Count up the lines of the data below that contain the string "Probes", then give only the total.

Data for this task:
####
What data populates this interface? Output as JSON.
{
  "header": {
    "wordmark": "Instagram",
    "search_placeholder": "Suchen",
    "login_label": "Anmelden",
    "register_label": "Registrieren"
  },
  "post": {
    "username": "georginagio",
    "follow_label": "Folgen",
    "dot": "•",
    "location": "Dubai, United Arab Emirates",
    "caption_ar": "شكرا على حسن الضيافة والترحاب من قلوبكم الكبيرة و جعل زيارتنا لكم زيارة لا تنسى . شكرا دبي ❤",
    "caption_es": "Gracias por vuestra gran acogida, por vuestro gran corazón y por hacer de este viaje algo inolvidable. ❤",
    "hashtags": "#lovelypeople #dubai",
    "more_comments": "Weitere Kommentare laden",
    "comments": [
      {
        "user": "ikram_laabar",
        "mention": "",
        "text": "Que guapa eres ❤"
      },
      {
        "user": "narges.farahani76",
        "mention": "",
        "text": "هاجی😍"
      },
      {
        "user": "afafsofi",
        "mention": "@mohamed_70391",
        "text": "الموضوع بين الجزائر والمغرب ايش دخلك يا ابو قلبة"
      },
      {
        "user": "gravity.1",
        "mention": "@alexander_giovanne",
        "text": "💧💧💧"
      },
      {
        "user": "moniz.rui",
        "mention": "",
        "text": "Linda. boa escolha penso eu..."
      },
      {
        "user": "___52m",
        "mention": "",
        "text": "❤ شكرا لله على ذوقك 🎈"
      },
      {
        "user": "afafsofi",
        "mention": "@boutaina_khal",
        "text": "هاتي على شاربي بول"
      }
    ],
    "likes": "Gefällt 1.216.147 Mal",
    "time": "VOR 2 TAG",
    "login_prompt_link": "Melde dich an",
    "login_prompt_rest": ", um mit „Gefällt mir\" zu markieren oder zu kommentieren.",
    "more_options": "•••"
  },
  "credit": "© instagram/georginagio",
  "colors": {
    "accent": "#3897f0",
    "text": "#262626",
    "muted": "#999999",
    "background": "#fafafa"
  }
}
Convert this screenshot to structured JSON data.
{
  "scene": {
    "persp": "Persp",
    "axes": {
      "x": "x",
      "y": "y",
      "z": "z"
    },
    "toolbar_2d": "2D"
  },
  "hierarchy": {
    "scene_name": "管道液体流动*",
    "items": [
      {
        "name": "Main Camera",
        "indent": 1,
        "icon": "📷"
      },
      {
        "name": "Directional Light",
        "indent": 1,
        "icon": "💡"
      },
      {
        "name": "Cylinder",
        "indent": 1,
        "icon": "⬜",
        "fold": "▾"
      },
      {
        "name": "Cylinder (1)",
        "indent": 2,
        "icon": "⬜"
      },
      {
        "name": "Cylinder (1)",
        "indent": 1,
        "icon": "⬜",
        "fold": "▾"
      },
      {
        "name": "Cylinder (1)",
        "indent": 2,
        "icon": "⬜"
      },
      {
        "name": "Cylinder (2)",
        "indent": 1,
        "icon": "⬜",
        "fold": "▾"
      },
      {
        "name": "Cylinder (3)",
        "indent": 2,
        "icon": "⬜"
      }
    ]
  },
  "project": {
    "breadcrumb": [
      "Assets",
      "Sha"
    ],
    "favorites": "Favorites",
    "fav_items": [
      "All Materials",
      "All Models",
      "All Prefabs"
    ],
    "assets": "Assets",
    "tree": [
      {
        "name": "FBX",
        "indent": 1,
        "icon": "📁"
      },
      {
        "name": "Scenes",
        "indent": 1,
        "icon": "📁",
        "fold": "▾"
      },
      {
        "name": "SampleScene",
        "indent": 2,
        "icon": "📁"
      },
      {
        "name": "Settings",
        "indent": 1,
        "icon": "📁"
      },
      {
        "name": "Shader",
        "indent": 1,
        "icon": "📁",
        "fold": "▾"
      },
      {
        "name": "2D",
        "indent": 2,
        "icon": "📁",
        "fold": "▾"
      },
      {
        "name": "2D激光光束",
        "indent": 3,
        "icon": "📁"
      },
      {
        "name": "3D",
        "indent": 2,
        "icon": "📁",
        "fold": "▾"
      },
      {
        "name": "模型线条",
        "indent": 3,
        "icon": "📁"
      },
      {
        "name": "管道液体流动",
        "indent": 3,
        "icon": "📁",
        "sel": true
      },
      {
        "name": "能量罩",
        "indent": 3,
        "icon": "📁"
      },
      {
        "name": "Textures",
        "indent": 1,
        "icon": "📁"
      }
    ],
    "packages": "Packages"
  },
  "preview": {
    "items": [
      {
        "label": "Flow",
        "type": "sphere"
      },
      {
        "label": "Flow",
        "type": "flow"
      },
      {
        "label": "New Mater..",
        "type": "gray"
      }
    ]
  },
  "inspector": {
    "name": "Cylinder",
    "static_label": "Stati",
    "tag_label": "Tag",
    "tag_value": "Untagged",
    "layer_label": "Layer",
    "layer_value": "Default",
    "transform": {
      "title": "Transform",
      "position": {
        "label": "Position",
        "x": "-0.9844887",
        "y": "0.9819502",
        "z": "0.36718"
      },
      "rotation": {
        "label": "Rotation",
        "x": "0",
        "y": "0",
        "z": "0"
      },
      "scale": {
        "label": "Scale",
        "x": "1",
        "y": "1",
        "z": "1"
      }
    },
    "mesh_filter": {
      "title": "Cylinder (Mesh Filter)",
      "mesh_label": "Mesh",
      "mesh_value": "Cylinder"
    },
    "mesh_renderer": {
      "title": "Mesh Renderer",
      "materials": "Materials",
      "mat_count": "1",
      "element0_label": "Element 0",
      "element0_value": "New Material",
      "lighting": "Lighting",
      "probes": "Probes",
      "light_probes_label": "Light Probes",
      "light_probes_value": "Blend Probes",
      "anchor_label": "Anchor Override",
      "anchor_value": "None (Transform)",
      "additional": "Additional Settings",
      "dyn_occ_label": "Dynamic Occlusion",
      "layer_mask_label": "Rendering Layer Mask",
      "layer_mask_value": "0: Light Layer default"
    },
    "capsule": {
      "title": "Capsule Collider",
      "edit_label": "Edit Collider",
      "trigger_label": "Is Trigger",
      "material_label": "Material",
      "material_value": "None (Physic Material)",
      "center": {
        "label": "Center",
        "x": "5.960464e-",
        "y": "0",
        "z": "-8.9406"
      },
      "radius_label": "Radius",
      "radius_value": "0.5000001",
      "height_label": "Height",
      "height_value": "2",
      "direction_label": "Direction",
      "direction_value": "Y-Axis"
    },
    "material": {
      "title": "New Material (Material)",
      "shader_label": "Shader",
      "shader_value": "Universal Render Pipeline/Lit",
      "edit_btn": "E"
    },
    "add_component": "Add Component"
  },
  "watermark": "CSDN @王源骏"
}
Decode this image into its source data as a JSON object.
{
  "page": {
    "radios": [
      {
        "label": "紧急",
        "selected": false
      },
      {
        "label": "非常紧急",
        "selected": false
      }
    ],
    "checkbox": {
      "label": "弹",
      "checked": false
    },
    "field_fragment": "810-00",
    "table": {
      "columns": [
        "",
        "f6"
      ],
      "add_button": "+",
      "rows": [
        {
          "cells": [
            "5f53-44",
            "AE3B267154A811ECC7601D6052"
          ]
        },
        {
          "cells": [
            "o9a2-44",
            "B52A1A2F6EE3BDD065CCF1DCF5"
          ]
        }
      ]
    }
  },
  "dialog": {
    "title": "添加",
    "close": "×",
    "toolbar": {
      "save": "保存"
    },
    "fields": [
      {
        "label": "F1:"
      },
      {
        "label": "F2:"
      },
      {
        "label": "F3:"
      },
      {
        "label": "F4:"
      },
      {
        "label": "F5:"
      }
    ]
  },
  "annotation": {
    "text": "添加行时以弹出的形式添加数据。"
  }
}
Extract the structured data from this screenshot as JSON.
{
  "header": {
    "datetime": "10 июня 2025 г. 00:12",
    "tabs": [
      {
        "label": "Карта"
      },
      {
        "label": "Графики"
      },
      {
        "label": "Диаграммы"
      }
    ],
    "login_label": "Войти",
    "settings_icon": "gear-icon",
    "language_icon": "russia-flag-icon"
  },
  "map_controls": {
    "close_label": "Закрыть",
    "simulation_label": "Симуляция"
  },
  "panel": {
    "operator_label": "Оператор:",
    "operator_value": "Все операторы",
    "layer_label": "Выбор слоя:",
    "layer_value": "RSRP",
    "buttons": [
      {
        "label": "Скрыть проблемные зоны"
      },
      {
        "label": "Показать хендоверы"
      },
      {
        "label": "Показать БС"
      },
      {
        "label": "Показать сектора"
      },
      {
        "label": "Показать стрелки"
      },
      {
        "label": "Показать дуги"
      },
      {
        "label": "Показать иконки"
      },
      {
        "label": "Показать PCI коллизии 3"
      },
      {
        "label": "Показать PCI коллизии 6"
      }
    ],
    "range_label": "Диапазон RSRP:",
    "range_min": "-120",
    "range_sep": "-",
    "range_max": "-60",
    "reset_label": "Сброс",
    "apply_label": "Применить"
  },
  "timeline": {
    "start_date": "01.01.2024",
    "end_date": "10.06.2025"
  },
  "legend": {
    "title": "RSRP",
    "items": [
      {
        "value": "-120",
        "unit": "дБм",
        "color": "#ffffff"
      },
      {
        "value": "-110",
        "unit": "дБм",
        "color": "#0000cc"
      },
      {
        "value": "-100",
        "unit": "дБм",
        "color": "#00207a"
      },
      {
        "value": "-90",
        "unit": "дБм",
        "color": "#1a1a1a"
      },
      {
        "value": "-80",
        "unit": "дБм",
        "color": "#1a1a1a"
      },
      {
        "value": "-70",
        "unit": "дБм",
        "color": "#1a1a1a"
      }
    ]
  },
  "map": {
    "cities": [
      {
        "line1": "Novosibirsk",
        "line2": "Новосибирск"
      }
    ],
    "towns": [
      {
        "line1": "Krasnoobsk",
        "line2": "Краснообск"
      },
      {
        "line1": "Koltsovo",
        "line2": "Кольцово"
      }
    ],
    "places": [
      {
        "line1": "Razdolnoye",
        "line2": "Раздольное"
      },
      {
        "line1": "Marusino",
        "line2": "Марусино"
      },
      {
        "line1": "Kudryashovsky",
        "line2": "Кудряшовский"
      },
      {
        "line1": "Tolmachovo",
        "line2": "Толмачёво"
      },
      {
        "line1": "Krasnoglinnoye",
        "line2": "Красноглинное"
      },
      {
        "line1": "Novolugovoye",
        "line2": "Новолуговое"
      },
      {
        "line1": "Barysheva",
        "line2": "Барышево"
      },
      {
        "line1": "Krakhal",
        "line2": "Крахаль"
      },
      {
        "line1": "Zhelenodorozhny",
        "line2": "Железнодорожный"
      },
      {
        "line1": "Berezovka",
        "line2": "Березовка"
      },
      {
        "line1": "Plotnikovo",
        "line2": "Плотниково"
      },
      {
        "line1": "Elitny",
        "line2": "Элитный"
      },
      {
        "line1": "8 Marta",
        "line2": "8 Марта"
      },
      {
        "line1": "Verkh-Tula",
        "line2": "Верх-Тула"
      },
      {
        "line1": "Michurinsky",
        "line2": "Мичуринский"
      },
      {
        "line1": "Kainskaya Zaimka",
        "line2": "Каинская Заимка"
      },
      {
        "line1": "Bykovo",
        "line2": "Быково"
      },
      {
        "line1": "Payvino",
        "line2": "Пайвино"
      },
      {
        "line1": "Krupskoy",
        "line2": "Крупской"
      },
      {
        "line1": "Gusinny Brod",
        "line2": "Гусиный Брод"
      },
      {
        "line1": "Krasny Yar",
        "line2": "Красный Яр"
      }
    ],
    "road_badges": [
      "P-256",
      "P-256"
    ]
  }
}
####
Written solution:
3